• [PROBLEM STATEMENT] This exercise needs the complete data reproduced exactly.

• [EXERCISE MATERIALS]
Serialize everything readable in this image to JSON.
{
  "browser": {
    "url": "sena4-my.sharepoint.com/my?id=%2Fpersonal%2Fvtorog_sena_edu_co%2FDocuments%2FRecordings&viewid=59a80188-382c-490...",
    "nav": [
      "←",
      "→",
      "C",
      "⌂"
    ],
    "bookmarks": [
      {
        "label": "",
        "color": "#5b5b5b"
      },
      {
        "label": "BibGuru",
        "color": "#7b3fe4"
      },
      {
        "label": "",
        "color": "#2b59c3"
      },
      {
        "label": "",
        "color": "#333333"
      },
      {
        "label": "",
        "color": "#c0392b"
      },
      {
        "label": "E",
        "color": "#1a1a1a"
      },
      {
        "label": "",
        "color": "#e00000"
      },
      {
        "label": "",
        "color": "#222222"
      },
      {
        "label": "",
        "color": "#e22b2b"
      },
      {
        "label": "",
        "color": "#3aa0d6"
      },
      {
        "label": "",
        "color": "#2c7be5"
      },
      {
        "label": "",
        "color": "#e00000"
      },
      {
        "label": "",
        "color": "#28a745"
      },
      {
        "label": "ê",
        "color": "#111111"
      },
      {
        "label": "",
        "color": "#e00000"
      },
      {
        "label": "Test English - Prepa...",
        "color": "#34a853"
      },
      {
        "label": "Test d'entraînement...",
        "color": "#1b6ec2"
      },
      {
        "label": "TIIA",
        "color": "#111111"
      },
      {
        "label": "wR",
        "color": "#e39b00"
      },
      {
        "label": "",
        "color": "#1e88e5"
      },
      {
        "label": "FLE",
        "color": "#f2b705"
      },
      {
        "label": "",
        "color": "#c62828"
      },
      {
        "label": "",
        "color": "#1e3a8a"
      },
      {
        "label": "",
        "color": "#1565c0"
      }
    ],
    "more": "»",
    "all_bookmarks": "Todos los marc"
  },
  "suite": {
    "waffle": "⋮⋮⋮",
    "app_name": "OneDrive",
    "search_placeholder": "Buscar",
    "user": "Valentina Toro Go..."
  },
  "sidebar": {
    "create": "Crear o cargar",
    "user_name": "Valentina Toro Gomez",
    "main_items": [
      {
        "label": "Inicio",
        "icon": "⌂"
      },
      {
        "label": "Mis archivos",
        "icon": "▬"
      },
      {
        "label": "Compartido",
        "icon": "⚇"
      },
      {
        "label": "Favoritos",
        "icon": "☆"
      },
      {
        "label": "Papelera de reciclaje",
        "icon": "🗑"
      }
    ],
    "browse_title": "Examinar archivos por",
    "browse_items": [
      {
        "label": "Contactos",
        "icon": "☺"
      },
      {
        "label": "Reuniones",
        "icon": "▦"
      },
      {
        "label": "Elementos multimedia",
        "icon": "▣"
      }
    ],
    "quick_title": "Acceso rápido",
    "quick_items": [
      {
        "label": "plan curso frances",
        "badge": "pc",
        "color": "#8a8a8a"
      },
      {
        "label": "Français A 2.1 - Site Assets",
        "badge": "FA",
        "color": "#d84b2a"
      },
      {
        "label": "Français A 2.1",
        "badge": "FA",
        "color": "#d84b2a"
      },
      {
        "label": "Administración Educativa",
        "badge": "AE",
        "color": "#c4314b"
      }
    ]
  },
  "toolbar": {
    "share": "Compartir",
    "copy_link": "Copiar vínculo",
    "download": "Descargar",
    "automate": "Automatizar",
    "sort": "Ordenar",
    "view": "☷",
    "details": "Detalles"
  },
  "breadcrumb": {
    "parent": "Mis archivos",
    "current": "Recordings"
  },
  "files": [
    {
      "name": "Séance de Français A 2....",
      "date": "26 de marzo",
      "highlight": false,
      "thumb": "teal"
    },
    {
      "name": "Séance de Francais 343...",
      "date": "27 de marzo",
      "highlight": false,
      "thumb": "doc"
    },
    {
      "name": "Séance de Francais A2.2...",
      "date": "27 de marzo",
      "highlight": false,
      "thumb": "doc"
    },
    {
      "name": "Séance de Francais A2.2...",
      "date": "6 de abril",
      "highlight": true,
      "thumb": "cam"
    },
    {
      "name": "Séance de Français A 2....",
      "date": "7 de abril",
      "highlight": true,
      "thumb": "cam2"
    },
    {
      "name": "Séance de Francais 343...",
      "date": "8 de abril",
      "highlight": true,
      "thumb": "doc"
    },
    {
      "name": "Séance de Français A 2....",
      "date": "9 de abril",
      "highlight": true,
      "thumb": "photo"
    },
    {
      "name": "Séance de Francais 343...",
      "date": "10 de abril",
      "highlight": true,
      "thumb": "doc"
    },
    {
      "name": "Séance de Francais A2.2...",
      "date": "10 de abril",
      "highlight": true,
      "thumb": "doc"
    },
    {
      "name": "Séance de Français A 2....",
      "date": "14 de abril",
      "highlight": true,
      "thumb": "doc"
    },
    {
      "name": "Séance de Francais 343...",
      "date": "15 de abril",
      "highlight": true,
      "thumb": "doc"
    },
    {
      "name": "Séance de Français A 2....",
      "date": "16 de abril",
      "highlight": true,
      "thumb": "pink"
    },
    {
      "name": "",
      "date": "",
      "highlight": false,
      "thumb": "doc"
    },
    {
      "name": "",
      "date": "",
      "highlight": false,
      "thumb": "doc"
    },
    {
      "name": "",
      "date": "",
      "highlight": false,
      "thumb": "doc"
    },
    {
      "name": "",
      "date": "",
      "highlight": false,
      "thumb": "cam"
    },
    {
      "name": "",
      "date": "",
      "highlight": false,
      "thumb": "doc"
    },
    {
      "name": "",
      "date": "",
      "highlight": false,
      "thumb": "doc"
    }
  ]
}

• [RESULT BELOW]
Serialize everything readable in this image to JSON.
{
  "browser": {
    "url": "sena4-my.sharepoint.com/my?id=%2Fpersonal%2Fvtorog_sena_edu_co%2FDocuments%2FRecordings&viewid=59a80188-382c-490...",
    "nav": [
      "←",
      "→",
      "C",
      "⌂"
    ],
    "bookmarks": [
      {
        "label": "",
        "color": "#5b5b5b"
      },
      {
        "label": "BibGuru",
        "color": "#7b3fe4"
      },
      {
        "label": "",
        "color": "#2b59c3"
      },
      {
        "label": "",
        "color": "#333333"
      },
      {
        "label": "",
        "color": "#c0392b"
      },
      {
        "label": "E",
        "color": "#1a1a1a"
      },
      {
        "label": "",
        "color": "#e00000"
      },
      {
        "label": "",
        "color": "#222222"
      },
      {
        "label": "",
        "color": "#e22b2b"
      },
      {
        "label": "",
        "color": "#3aa0d6"
      },
      {
        "label": "",
        "color": "#2c7be5"
      },
      {
        "label": "",
        "color": "#e00000"
      },
      {
        "label": "",
        "color": "#28a745"
      },
      {
        "label": "ê",
        "color": "#111111"
      },
      {
        "label": "",
        "color": "#e00000"
      },
      {
        "label": "Test English - Prepa...",
        "color": "#34a853"
      },
      {
        "label": "Test d'entraînement...",
        "color": "#1b6ec2"
      },
      {
        "label": "TIIA",
        "color": "#111111"
      },
      {
        "label": "wR",
        "color": "#e39b00"
      },
      {
        "label": "",
        "color": "#1e88e5"
      },
      {
        "label": "FLE",
        "color": "#f2b705"
      },
      {
        "label": "",
        "color": "#c62828"
      },
      {
        "label": "",
        "color": "#1e3a8a"
      },
      {
        "label": "",
        "color": "#1565c0"
      }
    ],
    "more": "»",
    "all_bookmarks": "Todos los marc"
  },
  "suite": {
    "waffle": "⋮⋮⋮",
    "app_name": "OneDrive",
    "search_placeholder": "Buscar",
    "user": "Valentina Toro Go..."
  },
  "sidebar": {
    "create": "Crear o cargar",
    "user_name": "Valentina Toro Gomez",
    "main_items": [
      {
        "label": "Inicio",
        "icon": "⌂"
      },
      {
        "label": "Mis archivos",
        "icon": "▬"
      },
      {
        "label": "Compartido",
        "icon": "⚇"
      },
      {
        "label": "Favoritos",
        "icon": "☆"
      },
      {
        "label": "Papelera de reciclaje",
        "icon": "🗑"
      }
    ],
    "browse_title": "Examinar archivos por",
    "browse_items": [
      {
        "label": "Contactos",
        "icon": "☺"
      },
      {
        "label": "Reuniones",
        "icon": "▦"
      },
      {
        "label": "Elementos multimedia",
        "icon": "▣"
      }
    ],
    "quick_title": "Acceso rápido",
    "quick_items": [
      {
        "label": "plan curso frances",
        "badge": "pc",
        "color": "#8a8a8a"
      },
      {
        "label": "Français A 2.1 - Site Assets",
        "badge": "FA",
        "color": "#d84b2a"
      },
      {
        "label": "Français A 2.1",
        "badge": "FA",
        "color": "#d84b2a"
      },
      {
        "label": "Administración Educativa",
        "badge": "AE",
        "color": "#c4314b"
      }
    ]
  },
  "toolbar": {
    "share": "Compartir",
    "copy_link": "Copiar vínculo",
    "download": "Descargar",
    "automate": "Automatizar",
    "sort": "Ordenar",
    "view": "☷",
    "details": "Detalles"
  },
  "breadcrumb": {
    "parent": "Mis archivos",
    "current": "Recordings"
  },
  "files": [
    {
      "name": "Séance de Français A 2....",
      "date": "26 de marzo",
      "highlight": false,
      "thumb": "teal"
    },
    {
      "name": "Séance de Francais 343...",
      "date": "27 de marzo",
      "highlight": false,
      "thumb": "doc"
    },
    {
      "name": "Séance de Francais A2.2...",
      "date": "27 de marzo",
      "highlight": false,
      "thumb": "doc"
    },
    {
      "name": "Séance de Francais A2.2...",
      "date": "6 de abril",
      "highlight": true,
      "thumb": "cam"
    },
    {
      "name": "Séance de Français A 2....",
      "date": "7 de abril",
      "highlight": true,
      "thumb": "cam2"
    },
    {
      "name": "Séance de Francais 343...",
      "date": "8 de abril",
      "highlight": true,
      "thumb": "doc"
    },
    {
      "name": "Séance de Français A 2....",
      "date": "9 de abril",
      "highlight": true,
      "thumb": "photo"
    },
    {
      "name": "Séance de Francais 343...",
      "date": "10 de abril",
      "highlight": true,
      "thumb": "doc"
    },
    {
      "name": "Séance de Francais A2.2...",
      "date": "10 de abril",
      "highlight": true,
      "thumb": "doc"
    },
    {
      "name": "Séance de Français A 2....",
      "date": "14 de abril",
      "highlight": true,
      "thumb": "doc"
    },
    {
      "name": "Séance de Francais 343...",
      "date": "15 de abril",
      "highlight": true,
      "thumb": "doc"
    },
    {
      "name": "Séance de Français A 2....",
      "date": "16 de abril",
      "highlight": true,
      "thumb": "pink"
    },
    {
      "name": "",
      "date": "",
      "highlight": false,
      "thumb": "doc"
    },
    {
      "name": "",
      "date": "",
      "highlight": false,
      "thumb": "doc"
    },
    {
      "name": "",
      "date": "",
      "highlight": false,
      "thumb": "doc"
    },
    {
      "name": "",
      "date": "",
      "highlight": false,
      "thumb": "cam"
    },
    {
      "name": "",
      "date": "",
      "highlight": false,
      "thumb": "doc"
    },
    {
      "name": "",
      "date": "",
      "highlight": false,
      "thumb": "doc"
    }
  ]
}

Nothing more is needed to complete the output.